Degree Date


Document Type

Dissertation - Public Access

Degree Name

Psy.D. Doctor of Clinical Psychology

Academic Discipline

Clinical Psychology - Florida School of Professional Psychology

First Advisor

Gary Howell, PsyD

Second Advisor

Sierra Iwanicki, PhD


Military service members are more likely to endure a significant amount of stress and experience multiple traumatic events than civilians due to the nature of their job. Many studies have focused on the traumatic stressors encountered during combat despite the fact that many service members encounter stressors related to serving in the military. A study conducted by Dursa, Reinhard, Barth, and Schniderman (2014) found that 10.9% of nondeployed veterans screened positive for posttraumatic stress disorder (PTSD) with the highest prevalence of PTSD (13.8%) amongst nondeployed soldiers. Military mental health stigma is rampant due to the need to be ready for battle, although a minority of service members seek mental health treatment. Service members’ resistance to seeking treatment may be due to perceived stigma from their peers and anticipated stigma from their leaders (Hoge et al., 2004; Vogt, Fox, & DiLeone, 2014). Perception of stigma is a common barrier to care reported by Operation Iraqi Freedom (OIF) and Operation Enduring Freedom (OEF) veterans and can be more pronounced due to a more recent service in the military. Tsai, Whealin, and Pietrzak (2014) discussed that personal support from military leaders may help normalize treatment seeking. The military focuses on leadership development because leaders have the ability to influence and motivate their subordinates (Thomas et al., 2010). It is important to understand the impact that leadership behaviors have on subordinates because the military exposes their personnel to numerous stressors, including physical hardship, psychological distress, and physical danger. Considering the number of stressors and traumas associated with the military, it is likely that leaders may indirectly or directly influence their subordinates’ perception of mental health stigma and treatment seeking.

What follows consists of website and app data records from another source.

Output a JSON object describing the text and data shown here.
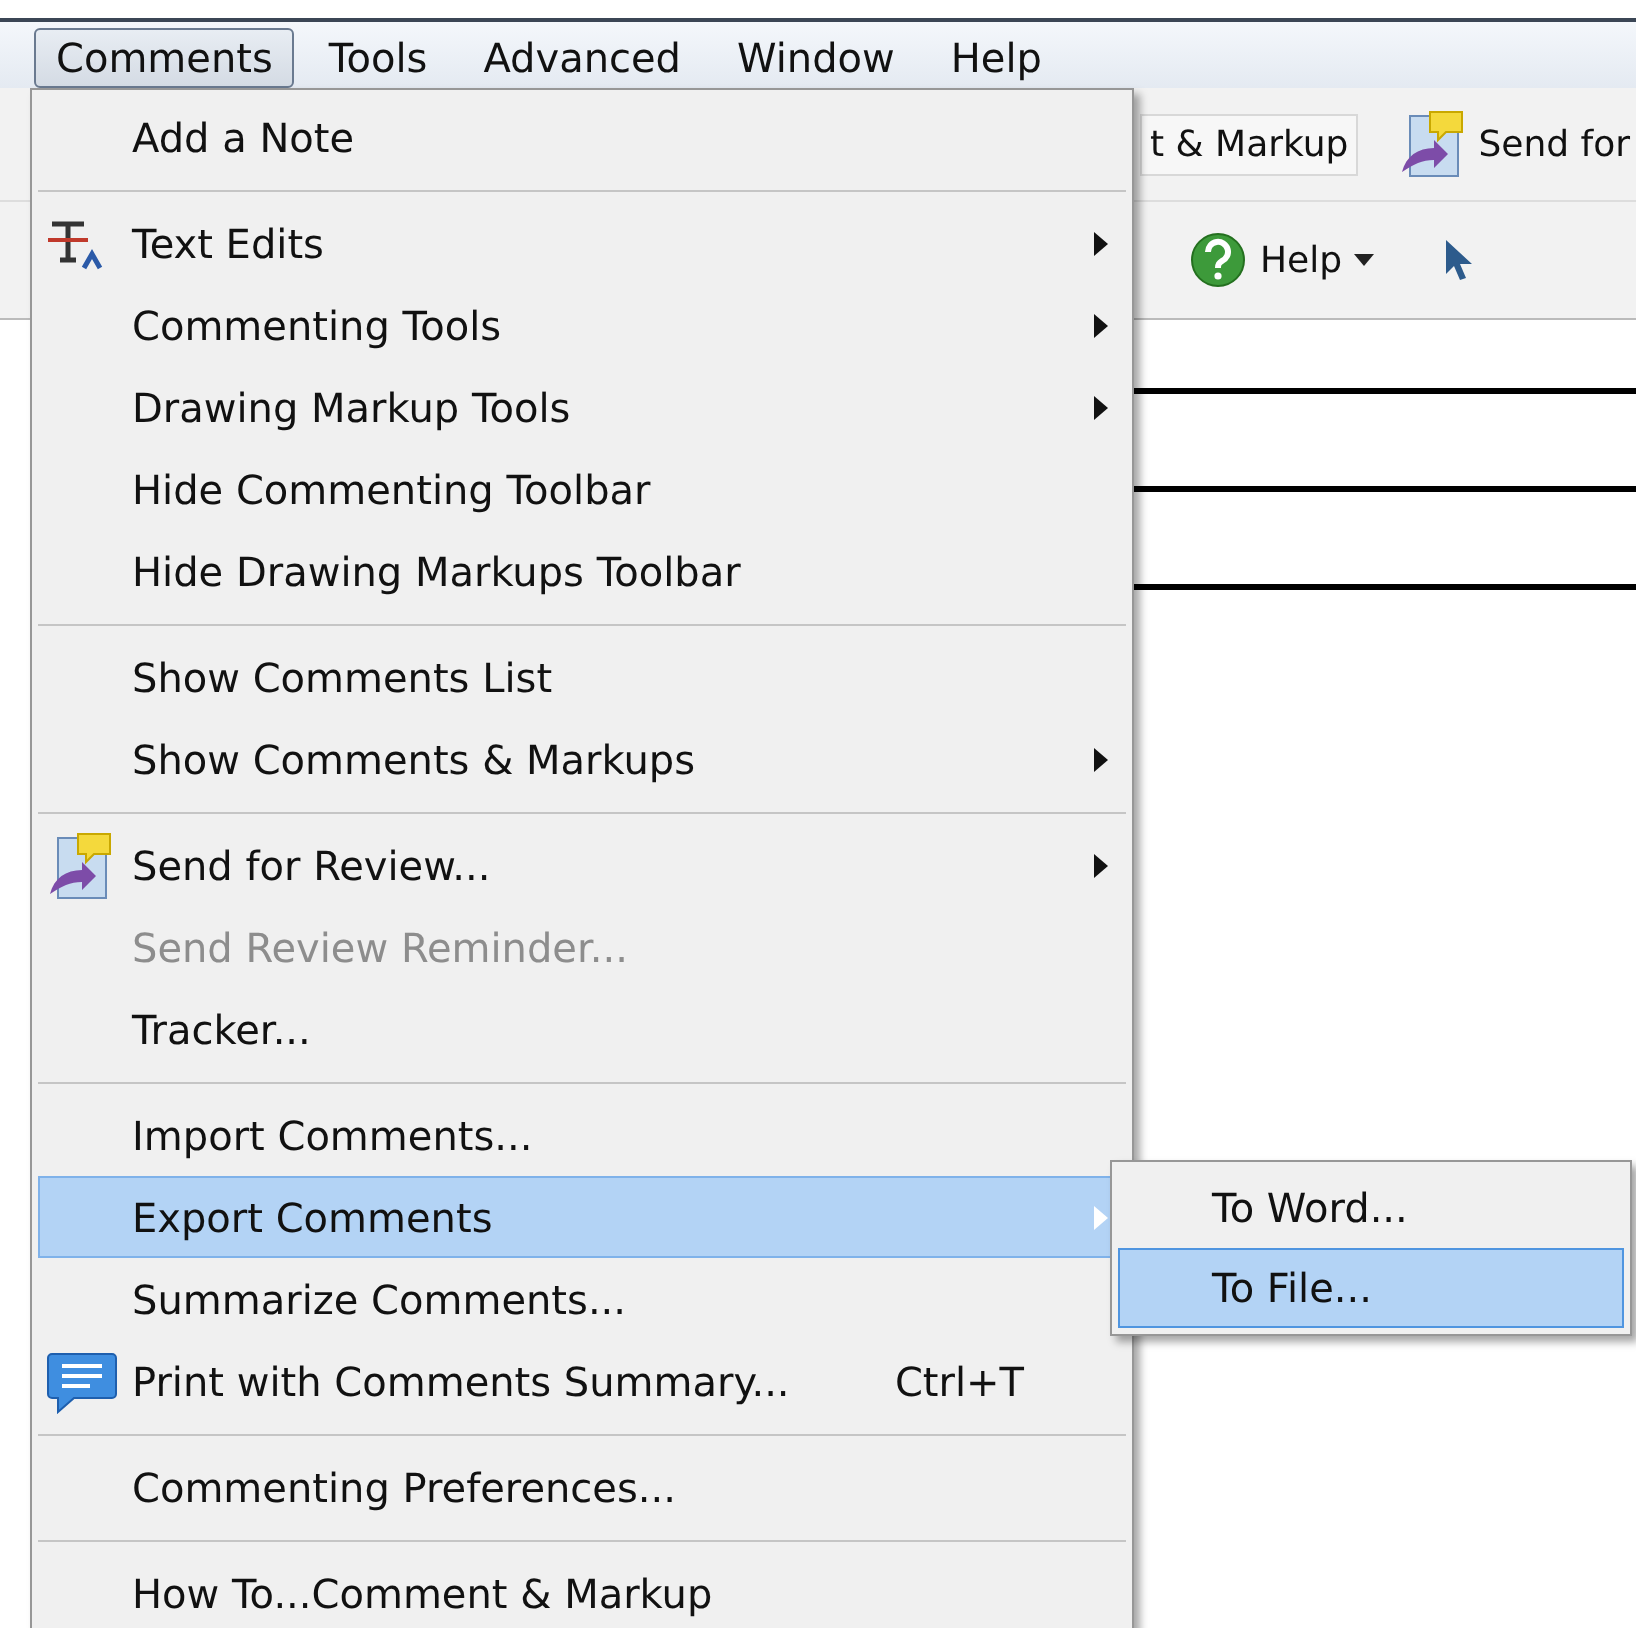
{
  "menubar": [
    {
      "label": "Comments",
      "selected": true
    },
    {
      "label": "Tools",
      "selected": false
    },
    {
      "label": "Advanced",
      "selected": false
    },
    {
      "label": "Window",
      "selected": false
    },
    {
      "label": "Help",
      "selected": false
    }
  ],
  "toolbar": {
    "markup_button": "t & Markup",
    "send_button": "Send for",
    "help_button": "Help"
  },
  "menu": [
    {
      "kind": "item",
      "label": "Add a Note",
      "submenu": false,
      "disabled": false,
      "selected": false
    },
    {
      "kind": "separator"
    },
    {
      "kind": "item",
      "label": "Text Edits",
      "submenu": true,
      "disabled": false,
      "selected": false
    },
    {
      "kind": "item",
      "label": "Commenting Tools",
      "submenu": true,
      "disabled": false,
      "selected": false
    },
    {
      "kind": "item",
      "label": "Drawing Markup Tools",
      "submenu": true,
      "disabled": false,
      "selected": false
    },
    {
      "kind": "item",
      "label": "Hide Commenting Toolbar",
      "submenu": false,
      "disabled": false,
      "selected": false
    },
    {
      "kind": "item",
      "label": "Hide Drawing Markups Toolbar",
      "submenu": false,
      "disabled": false,
      "selected": false
    },
    {
      "kind": "separator"
    },
    {
      "kind": "item",
      "label": "Show Comments List",
      "submenu": false,
      "disabled": false,
      "selected": false
    },
    {
      "kind": "item",
      "label": "Show Comments & Markups",
      "submenu": true,
      "disabled": false,
      "selected": false
    },
    {
      "kind": "separator"
    },
    {
      "kind": "item",
      "label": "Send for Review...",
      "submenu": true,
      "disabled": false,
      "selected": false
    },
    {
      "kind": "item",
      "label": "Send Review Reminder...",
      "submenu": false,
      "disabled": true,
      "selected": false
    },
    {
      "kind": "item",
      "label": "Tracker...",
      "submenu": false,
      "disabled": false,
      "selected": false
    },
    {
      "kind": "separator"
    },
    {
      "kind": "item",
      "label": "Import Comments...",
      "submenu": false,
      "disabled": false,
      "selected": false
    },
    {
      "kind": "item",
      "label": "Export Comments",
      "submenu": true,
      "disabled": false,
      "selected": true
    },
    {
      "kind": "item",
      "label": "Summarize Comments...",
      "submenu": false,
      "disabled": false,
      "selected": false
    },
    {
      "kind": "item",
      "label": "Print with Comments Summary...",
      "shortcut": "Ctrl+T",
      "submenu": false,
      "disabled": false,
      "selected": false
    },
    {
      "kind": "separator"
    },
    {
      "kind": "item",
      "label": "Commenting Preferences...",
      "submenu": false,
      "disabled": false,
      "selected": false
    },
    {
      "kind": "separator"
    },
    {
      "kind": "item",
      "label": "How To...Comment & Markup",
      "submenu": false,
      "disabled": false,
      "selected": false
    }
  ],
  "submenu": [
    {
      "label": "To Word...",
      "selected": false
    },
    {
      "label": "To File...",
      "selected": true
    }
  ]
}
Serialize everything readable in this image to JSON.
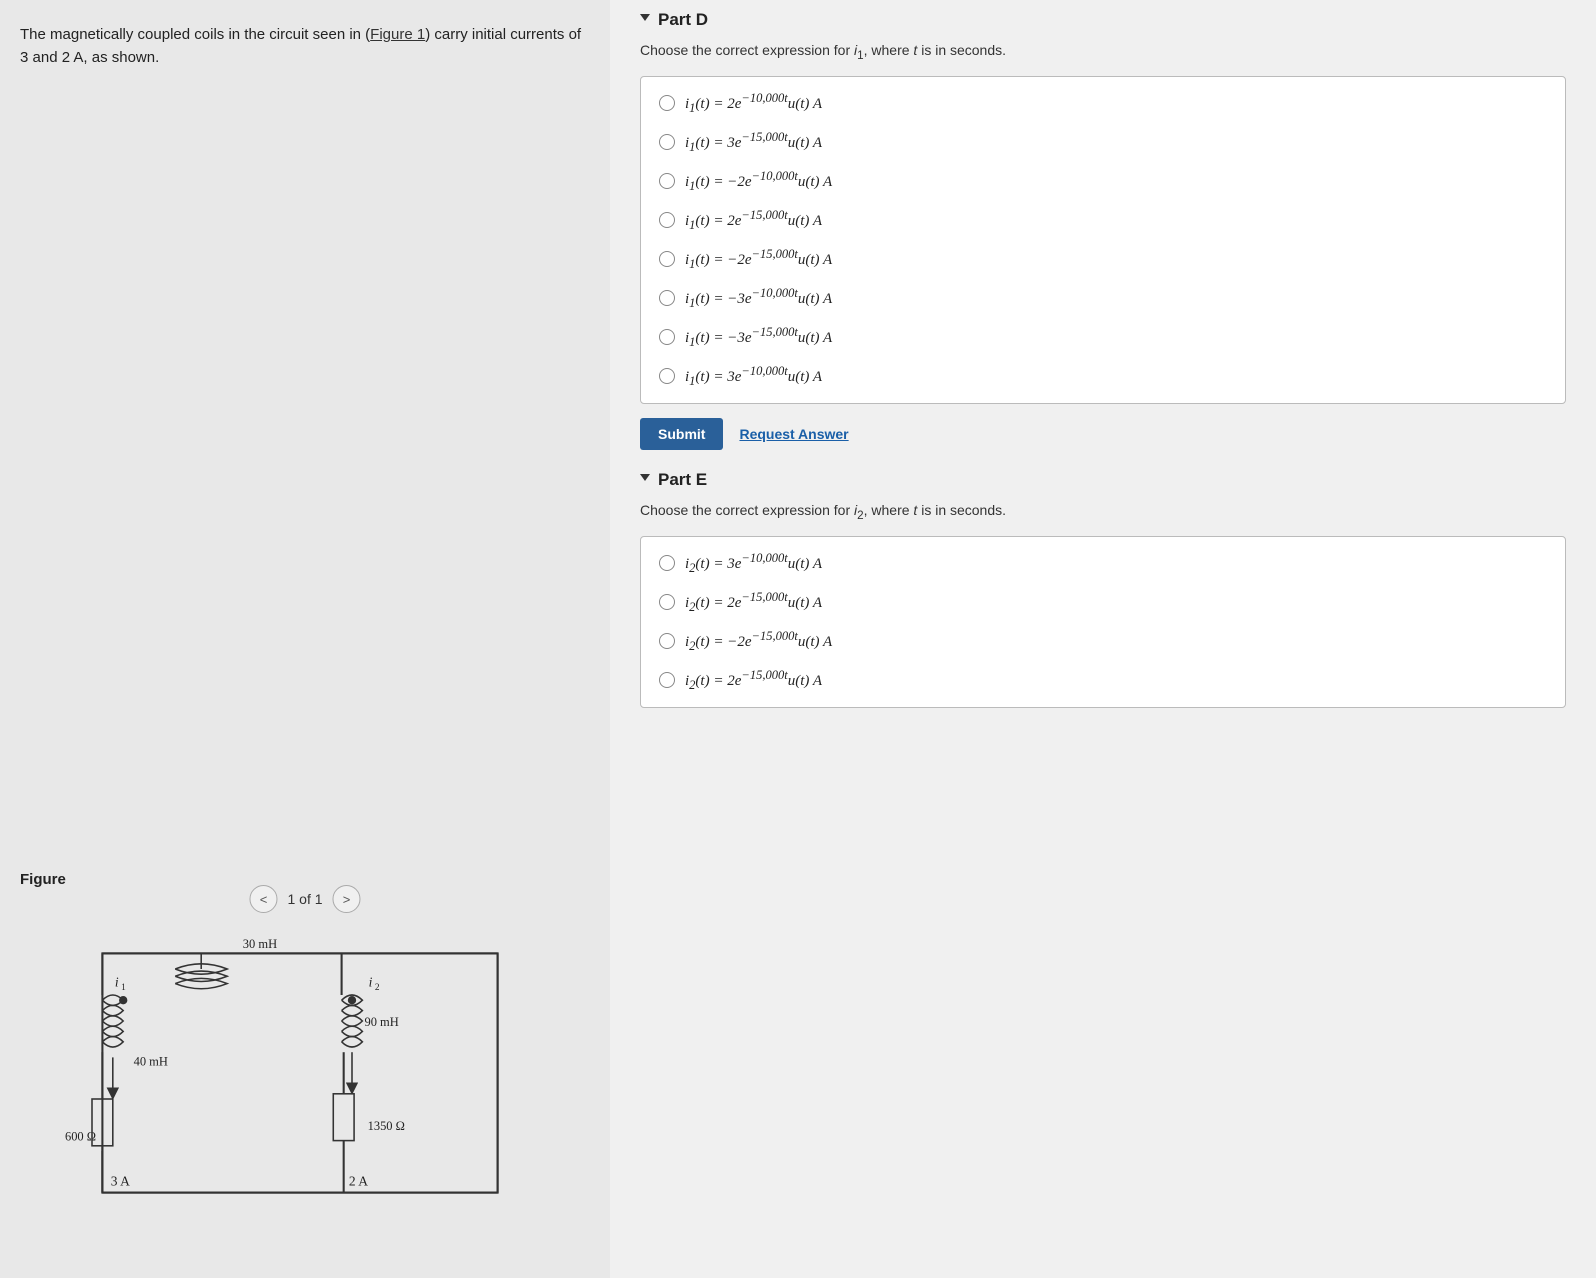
{
  "left": {
    "problem_text": "The magnetically coupled coils in the circuit seen in (Figure 1) carry initial currents of 3 and 2 A, as shown.",
    "figure_link": "Figure 1",
    "figure_label": "Figure",
    "nav_counter": "1 of 1",
    "nav_prev": "<",
    "nav_next": ">"
  },
  "right": {
    "partD": {
      "title": "Part D",
      "instruction": "Choose the correct expression for i₁, where t is in seconds.",
      "choices": [
        "i₁(t) = 2e⁻¹⁰'⁰⁰⁰ᵗ u(t) A",
        "i₁(t) = 3e⁻¹⁵'⁰⁰⁰ᵗ u(t) A",
        "i₁(t) = −2e⁻¹⁰'⁰⁰⁰ᵗ u(t) A",
        "i₁(t) = 2e⁻¹⁵'⁰⁰⁰ᵗ u(t) A",
        "i₁(t) = −2e⁻¹⁵'⁰⁰⁰ᵗ u(t) A",
        "i₁(t) = −3e⁻¹⁰'⁰⁰⁰ᵗ u(t) A",
        "i₁(t) = −3e⁻¹⁵'⁰⁰⁰ᵗ u(t) A",
        "i₁(t) = 3e⁻¹⁰'⁰⁰⁰ᵗ u(t) A"
      ],
      "submit_label": "Submit",
      "request_label": "Request Answer"
    },
    "partE": {
      "title": "Part E",
      "instruction": "Choose the correct expression for i₂, where t is in seconds.",
      "choices": [
        "i₂(t) = 3e⁻¹⁰'⁰⁰⁰ᵗ u(t) A",
        "i₂(t) = 2e⁻¹⁵'⁰⁰⁰ᵗ u(t) A",
        "i₂(t) = −2e⁻¹⁵'⁰⁰⁰ᵗ u(t) A",
        "i₂(t) = 2e⁻¹⁵'⁰⁰⁰ᵗ u(t) A"
      ]
    }
  }
}
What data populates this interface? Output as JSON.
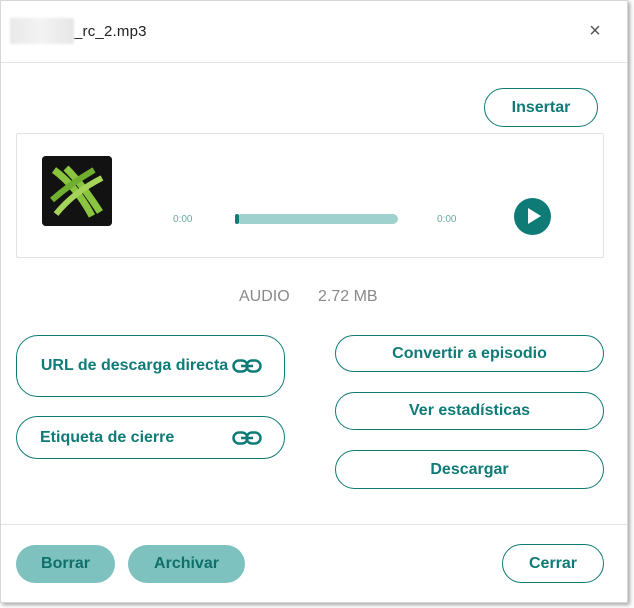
{
  "dialog": {
    "title": "_rc_2.mp3",
    "close_label": "×"
  },
  "toolbar": {
    "insert_label": "Insertar"
  },
  "player": {
    "logo_icon": "podcast-logo-icon",
    "current_time": "0:00",
    "total_time": "0:00",
    "progress": 0,
    "play_icon": "play-icon"
  },
  "file_info": {
    "type": "AUDIO",
    "size": "2.72 MB"
  },
  "actions": {
    "direct_download_url": "URL de descarga directa",
    "closing_tag": "Etiqueta de cierre",
    "convert_to_episode": "Convertir a episodio",
    "view_statistics": "Ver estadísticas",
    "download": "Descargar"
  },
  "footer": {
    "delete_label": "Borrar",
    "archive_label": "Archivar",
    "close_label": "Cerrar"
  },
  "colors": {
    "accent": "#0f7b77",
    "accent_light": "#7ec2bf",
    "track": "#9fd2cf"
  }
}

Due to these factors, it is hypothesized that leadership behaviors affect mental health stigma and treatment-seeking behaviors.